At the heart of the problem is a reluctance to branch out. Fromunda says, “People need to communicate. People need to network. People need to learn what others are doing to succeed. Otherwise, you can’t compete in today’s market. And I see too many good businesses failing because they can’t or don’t want to change.”
Collaboration is a word Fromunda uses as a solution for competitiveness. She says, “Wood-industry professionals often don’t trust their competitors. This needs to change. They need to collaborate. For example, I see some skilled workers going from one shop to another that are charging high rates on a per hour basis, and it’s often impossible to hire them when you need them. So, why don’t two companies get together and share this worker? Everyone benefits.”
LOOK INSIDE, LOOK OUTSIDE
This collaborative approach doesn’t only have to apply to personnel. Progressive manufacturers can share machinery, space, or whatever they can exchange as part of a mutually beneficial arrangement. Fromunda says, “Work with others. Learn what they’re doing. Successful companies in our industry are collaborating.
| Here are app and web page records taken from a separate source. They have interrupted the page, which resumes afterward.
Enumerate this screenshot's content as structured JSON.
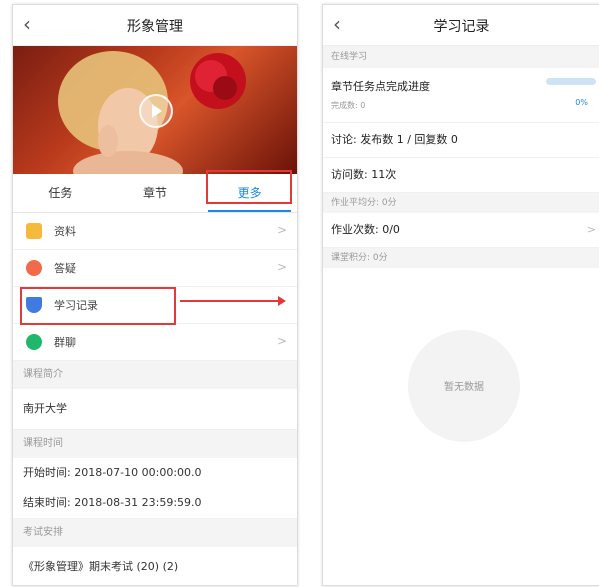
{
  "left": {
    "title": "形象管理",
    "tabs": [
      "任务",
      "章节",
      "更多"
    ],
    "menu": [
      {
        "label": "资料",
        "icon": "document-icon",
        "color": "#f5b93b",
        "chevron": true
      },
      {
        "label": "答疑",
        "icon": "question-icon",
        "color": "#f26a4b",
        "chevron": true
      },
      {
        "label": "学习记录",
        "icon": "study-record-icon",
        "color": "#3f7be0",
        "chevron": false
      },
      {
        "label": "群聊",
        "icon": "chat-icon",
        "color": "#1fb86a",
        "chevron": true
      }
    ],
    "course_intro_head": "课程简介",
    "school": "南开大学",
    "course_time_head": "课程时间",
    "start_time": "开始时间: 2018-07-10 00:00:00.0",
    "end_time": "结束时间: 2018-08-31 23:59:59.0",
    "exam_head": "考试安排",
    "exam_item": "《形象管理》期末考试 (20) (2)"
  },
  "right": {
    "title": "学习记录",
    "online_head": "在线学习",
    "chapter_progress_label": "章节任务点完成进度",
    "completed_count": "完成数: 0",
    "progress_percent": "0%",
    "progress_value": 0,
    "discussion": "讨论: 发布数 1 / 回复数 0",
    "visits": "访问数: 11次",
    "homework_avg": "作业平均分: 0分",
    "homework_count": "作业次数: 0/0",
    "class_points": "课堂积分: 0分",
    "empty_text": "暂无数据"
  },
  "colors": {
    "accent": "#1e88e5",
    "highlight": "#e23a3a"
  }
}
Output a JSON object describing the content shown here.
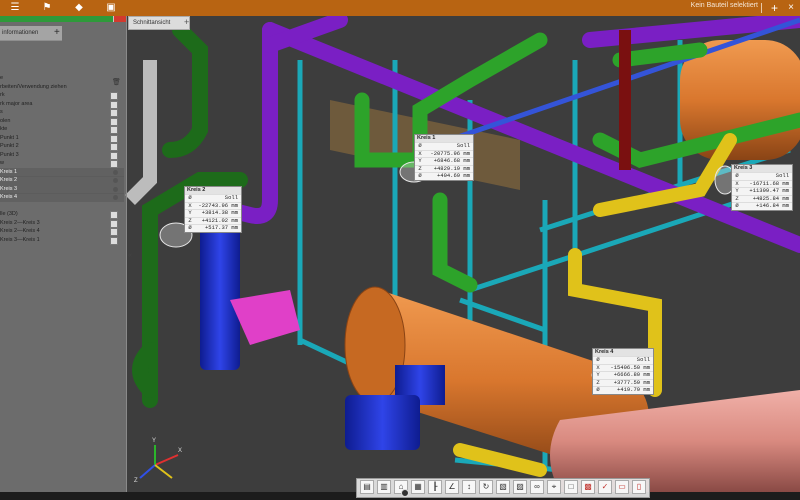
{
  "toolbar": {
    "icons": [
      "menu-icon",
      "pin-icon",
      "diamond-icon",
      "camera-icon"
    ],
    "glyphs": [
      "☰",
      "⚑",
      "◆",
      "▣"
    ],
    "status": "Kein Bauteil selektiert",
    "plus": "+",
    "close": "×"
  },
  "left_panel": {
    "progress": 0.9,
    "tab_label": "informationen",
    "tab_plus": "+",
    "items": [
      {
        "label": "e",
        "state": "none"
      },
      {
        "label": "rbeiten/Verwendung ziehen",
        "state": "none"
      },
      {
        "label": "rk",
        "state": "box"
      },
      {
        "label": "rk major area",
        "state": "box"
      },
      {
        "label": "s",
        "state": "box"
      },
      {
        "label": "olen",
        "state": "box"
      },
      {
        "label": "kte",
        "state": "box"
      },
      {
        "label": "Punkt 1",
        "state": "box"
      },
      {
        "label": "Punkt 2",
        "state": "box"
      },
      {
        "label": "Punkt 3",
        "state": "box"
      },
      {
        "label": "w",
        "state": "box"
      },
      {
        "label": "Kreis 1",
        "state": "eye",
        "highlight": true
      },
      {
        "label": "Kreis 2",
        "state": "eye",
        "highlight": true
      },
      {
        "label": "Kreis 3",
        "state": "eye",
        "highlight": true
      },
      {
        "label": "Kreis 4",
        "state": "eye",
        "highlight": true
      },
      {
        "label": "",
        "state": "none"
      },
      {
        "label": "lle (3D)",
        "state": "box"
      },
      {
        "label": "Kreis 2—Kreis 3",
        "state": "box"
      },
      {
        "label": "Kreis 2—Kreis 4",
        "state": "box"
      },
      {
        "label": "Kreis 3—Kreis 1",
        "state": "box"
      }
    ],
    "collapse": "«"
  },
  "view_tab": {
    "label": "Schnittansicht",
    "plus": "+"
  },
  "measurements": [
    {
      "title": "Kreis 2",
      "soll": "Soll",
      "X": "-22743.96 mm",
      "Y": "+3814.38 mm",
      "Z": "+4121.02 mm",
      "D": "+517.37 mm"
    },
    {
      "title": "Kreis 1",
      "soll": "Soll",
      "X": "-20775.96 mm",
      "Y": "+6846.68 mm",
      "Z": "+4829.19 mm",
      "D": "+404.69 mm"
    },
    {
      "title": "Kreis 3",
      "soll": "Soll",
      "X": "-16711.68 mm",
      "Y": "+11399.47 mm",
      "Z": "+4825.84 mm",
      "D": "+146.84 mm"
    },
    {
      "title": "Kreis 4",
      "soll": "Soll",
      "X": "-15406.50 mm",
      "Y": "+6666.80 mm",
      "Z": "+3777.59 mm",
      "D": "+419.79 mm"
    }
  ],
  "row_keys": {
    "X": "X",
    "Y": "Y",
    "Z": "Z",
    "D": "Ø",
    "head": "Ø"
  },
  "axis": {
    "x": "X",
    "y": "Y",
    "z": "Z"
  },
  "bottom_toolbar": {
    "icons": [
      "camera-view-icon",
      "camera-view-icon",
      "home-icon",
      "film-icon",
      "ruler-icon",
      "angle-icon",
      "measure-icon",
      "rotate-icon",
      "section-icon",
      "grid-icon",
      "link-icon",
      "axis-icon",
      "box-icon",
      "highlight-icon",
      "check-icon",
      "doc-icon",
      "file-icon"
    ],
    "glyphs": [
      "▤",
      "▥",
      "⌂",
      "▦",
      "┠",
      "∠",
      "↕",
      "↻",
      "▧",
      "▨",
      "∞",
      "⌖",
      "□",
      "▩",
      "✓",
      "▭",
      "▯"
    ]
  },
  "colors": {
    "accent": "#b86412",
    "pipe_purple": "#7a1fc4",
    "pipe_green": "#2da32a",
    "pipe_yellow": "#e0c21a",
    "tank_orange": "#d9772e",
    "frame_cyan": "#1aa8b8",
    "pump_blue": "#1c2fd0"
  }
}
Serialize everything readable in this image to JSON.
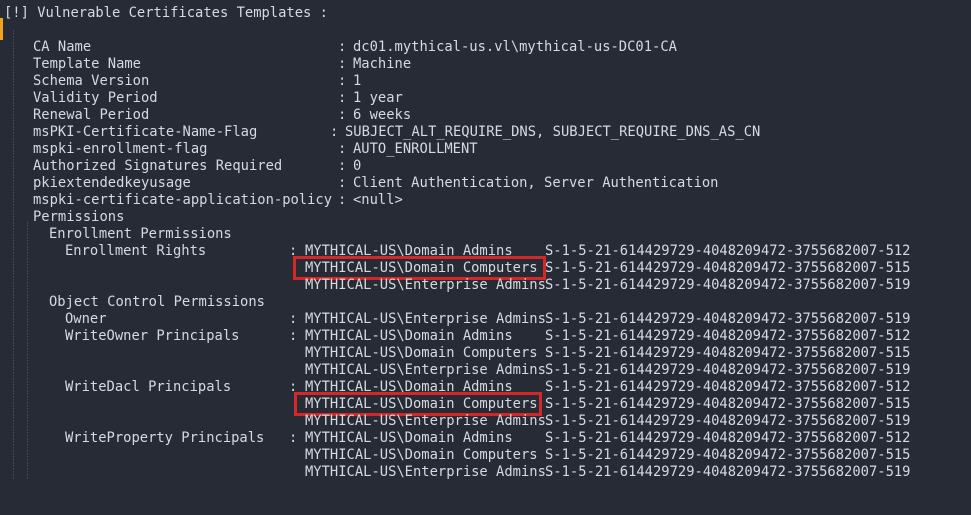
{
  "header": "[!] Vulnerable Certificates Templates :",
  "fields": [
    {
      "key": "CA Name",
      "value": "dc01.mythical-us.vl\\mythical-us-DC01-CA"
    },
    {
      "key": "Template Name",
      "value": "Machine"
    },
    {
      "key": "Schema Version",
      "value": "1"
    },
    {
      "key": "Validity Period",
      "value": "1 year"
    },
    {
      "key": "Renewal Period",
      "value": "6 weeks"
    },
    {
      "key": "msPKI-Certificate-Name-Flag",
      "value": "SUBJECT_ALT_REQUIRE_DNS, SUBJECT_REQUIRE_DNS_AS_CN"
    },
    {
      "key": "mspki-enrollment-flag",
      "value": "AUTO_ENROLLMENT"
    },
    {
      "key": "Authorized Signatures Required",
      "value": "0"
    },
    {
      "key": "pkiextendedkeyusage",
      "value": "Client Authentication, Server Authentication"
    },
    {
      "key": "mspki-certificate-application-policy",
      "value": "<null>"
    }
  ],
  "permissions_label": "Permissions",
  "enrollment_permissions_label": "Enrollment Permissions",
  "enrollment_rights": {
    "label": "Enrollment Rights",
    "entries": [
      {
        "principal": "MYTHICAL-US\\Domain Admins",
        "sid": "S-1-5-21-614429729-4048209472-3755682007-512"
      },
      {
        "principal": "MYTHICAL-US\\Domain Computers",
        "sid": "S-1-5-21-614429729-4048209472-3755682007-515"
      },
      {
        "principal": "MYTHICAL-US\\Enterprise Admins",
        "sid": "S-1-5-21-614429729-4048209472-3755682007-519"
      }
    ]
  },
  "object_control_label": "Object Control Permissions",
  "owner": {
    "label": "Owner",
    "principal": "MYTHICAL-US\\Enterprise Admins",
    "sid": "S-1-5-21-614429729-4048209472-3755682007-519"
  },
  "writeowner": {
    "label": "WriteOwner Principals",
    "entries": [
      {
        "principal": "MYTHICAL-US\\Domain Admins",
        "sid": "S-1-5-21-614429729-4048209472-3755682007-512"
      },
      {
        "principal": "MYTHICAL-US\\Domain Computers",
        "sid": "S-1-5-21-614429729-4048209472-3755682007-515"
      },
      {
        "principal": "MYTHICAL-US\\Enterprise Admins",
        "sid": "S-1-5-21-614429729-4048209472-3755682007-519"
      }
    ]
  },
  "writedacl": {
    "label": "WriteDacl Principals",
    "entries": [
      {
        "principal": "MYTHICAL-US\\Domain Admins",
        "sid": "S-1-5-21-614429729-4048209472-3755682007-512"
      },
      {
        "principal": "MYTHICAL-US\\Domain Computers",
        "sid": "S-1-5-21-614429729-4048209472-3755682007-515"
      },
      {
        "principal": "MYTHICAL-US\\Enterprise Admins",
        "sid": "S-1-5-21-614429729-4048209472-3755682007-519"
      }
    ]
  },
  "writeproperty": {
    "label": "WriteProperty Principals",
    "entries": [
      {
        "principal": "MYTHICAL-US\\Domain Admins",
        "sid": "S-1-5-21-614429729-4048209472-3755682007-512"
      },
      {
        "principal": "MYTHICAL-US\\Domain Computers",
        "sid": "S-1-5-21-614429729-4048209472-3755682007-515"
      },
      {
        "principal": "MYTHICAL-US\\Enterprise Admins",
        "sid": "S-1-5-21-614429729-4048209472-3755682007-519"
      }
    ]
  },
  "separator": ":",
  "colors": {
    "background": "#272b36",
    "text": "#d6d9e0",
    "cursor": "#f2a31b",
    "highlight_box": "#d42828"
  }
}
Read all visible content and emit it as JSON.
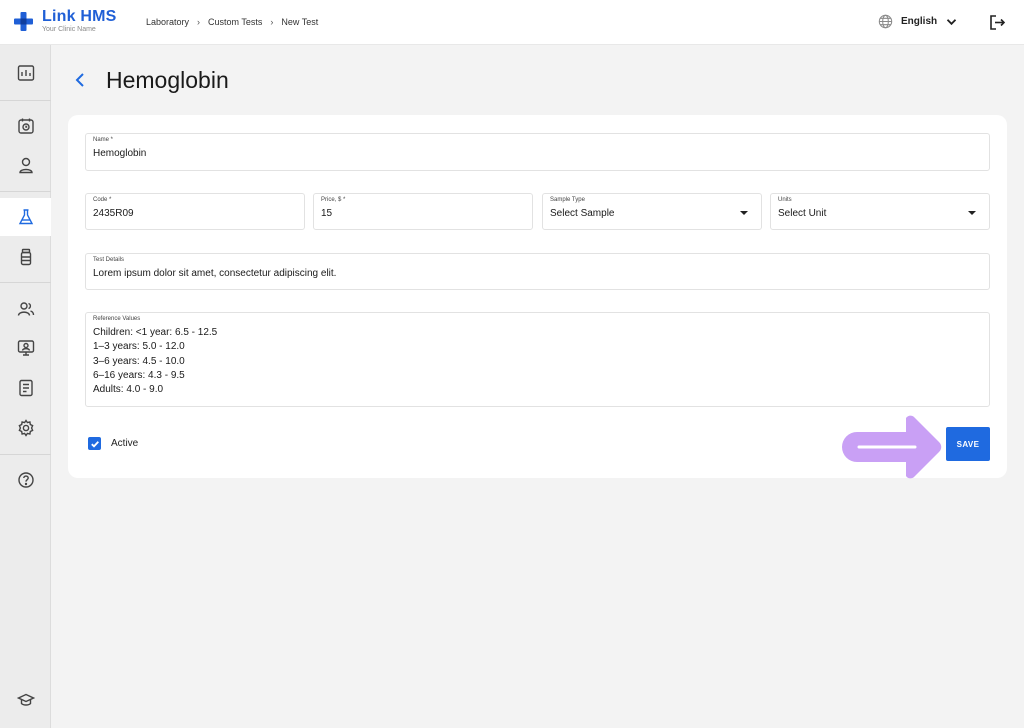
{
  "app": {
    "name": "Link HMS",
    "subtitle": "Your Clinic Name"
  },
  "breadcrumb": [
    "Laboratory",
    "Custom Tests",
    "New Test"
  ],
  "header": {
    "language": "English"
  },
  "sidebar": {
    "items": [
      {
        "icon": "dashboard-icon"
      },
      {
        "icon": "calendar-clock-icon"
      },
      {
        "icon": "user-icon"
      },
      {
        "icon": "flask-icon",
        "active": true
      },
      {
        "icon": "medicine-bottle-icon"
      },
      {
        "icon": "users-group-icon"
      },
      {
        "icon": "monitor-user-icon"
      },
      {
        "icon": "report-document-icon"
      },
      {
        "icon": "gear-icon"
      },
      {
        "icon": "help-icon"
      },
      {
        "icon": "graduation-cap-icon"
      }
    ]
  },
  "page": {
    "title": "Hemoglobin"
  },
  "form": {
    "name": {
      "label": "Name *",
      "value": "Hemoglobin"
    },
    "code": {
      "label": "Code *",
      "value": "2435R09"
    },
    "price": {
      "label": "Price, $ *",
      "value": "15"
    },
    "sample_type": {
      "label": "Sample Type",
      "value": "Select Sample"
    },
    "units": {
      "label": "Units",
      "value": "Select Unit"
    },
    "test_details": {
      "label": "Test Details",
      "value": "Lorem ipsum dolor sit amet, consectetur adipiscing elit."
    },
    "reference_values": {
      "label": "Reference Values",
      "lines": [
        "Children: <1 year: 6.5 - 12.5",
        "1–3 years: 5.0 - 12.0",
        "3–6 years: 4.5 - 10.0",
        "6–16 years: 4.3 - 9.5",
        "Adults: 4.0 - 9.0"
      ]
    },
    "active": {
      "label": "Active",
      "checked": true
    },
    "save_label": "SAVE"
  },
  "colors": {
    "brand": "#1f5fd6",
    "primary": "#1f6ae0",
    "highlight_arrow": "#c9a0f5"
  }
}
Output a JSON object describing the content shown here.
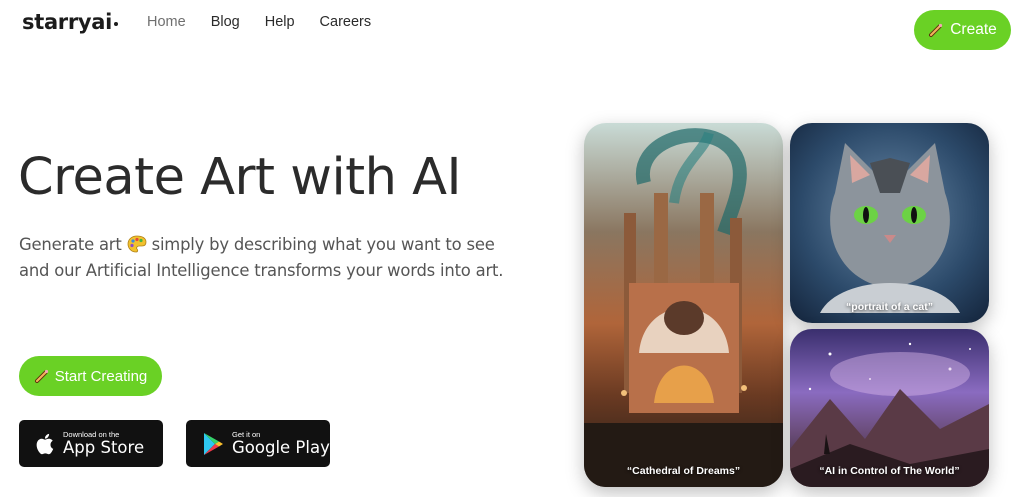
{
  "brand": {
    "name": "starryai"
  },
  "nav": {
    "items": [
      {
        "label": "Home"
      },
      {
        "label": "Blog"
      },
      {
        "label": "Help"
      },
      {
        "label": "Careers"
      }
    ]
  },
  "header": {
    "create_label": "Create"
  },
  "hero": {
    "title": "Create Art with AI",
    "subtitle_part1": "Generate art",
    "subtitle_part2": "simply by describing what you want to see and our Artificial Intelligence transforms your words into art.",
    "start_label": "Start Creating"
  },
  "stores": {
    "apple": {
      "small": "Download on the",
      "big": "App Store"
    },
    "google": {
      "small": "Get it on",
      "big": "Google Play"
    }
  },
  "gallery": [
    {
      "caption": "“Cathedral of Dreams”"
    },
    {
      "caption": "“portrait of a cat”"
    },
    {
      "caption": "“AI in Control of The World”"
    }
  ],
  "colors": {
    "accent": "#6ad125",
    "text": "#2b2b2b",
    "store_bg": "#111111"
  }
}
Companies that isolate themselves are failing, unfortunately.”
At Loewen, which ships worldwide, a focus on logistics and lean manufacturing has been crucial to its ongoing success and survival. The company can’t be resistant to change, or outside help. Instead, it is always looking at ways to improve its operations. According to Boxhorn, “We have changed a lot over the years. It’s a very different compared to when I first got here. There was one department that we decided needed improvement, so the company brought in an entire team to assess the situation, including consultants. They went through everything and asked for input from everyone, including workers. The results were dramatic. We not only changed the equipment, but brighter lights were installed and more white paint was used — whatever it took to improve efficiency.”
This team-based, collaborative approach is part of Loewen’s philosophy of continuous improvement, which permeates the entire company. According to Boxhorn, “You need a situation where workers are volunteering suggestions for improvement, or even making certain improvements without asking. We’re always looking to do better. The more that people feel part of that process, the more productive we become.”
CONNECT TO CUSTOMERS
While manufacturing facilities often look inward for improvements, the flip-side of logistics is what occurs outside the company — specifically, moving goods to the customer in a timely fashion. In fact, many experts that say they specialize in logistics do just that: facilitate the transport of materials not only next door, but across the globe. In a world that’s only getting smaller, and more competitive, the need to ship goods long distances at low cost is crucial.
According to Boxhorn, this internal/external division of logistics is split about 50/50 at Loewen. He says, “We have some people who specialize on the production side inside our own facility, and we have other people who look after the movement of materials in and out of that facility. You can’t focus on just one. You have to be lean on the inside, and well organized on the outside, too.”
Whether it’s on the inside or the outside, improvement of an organization’s logistics will only occur through people. Human beings are the ones making the decisions, and human beings are the ones carrying out those decisions. Even though automation has become a sustained trend in the industry, it’s by working collaboratively or through teamwork that long-term success can be sustained.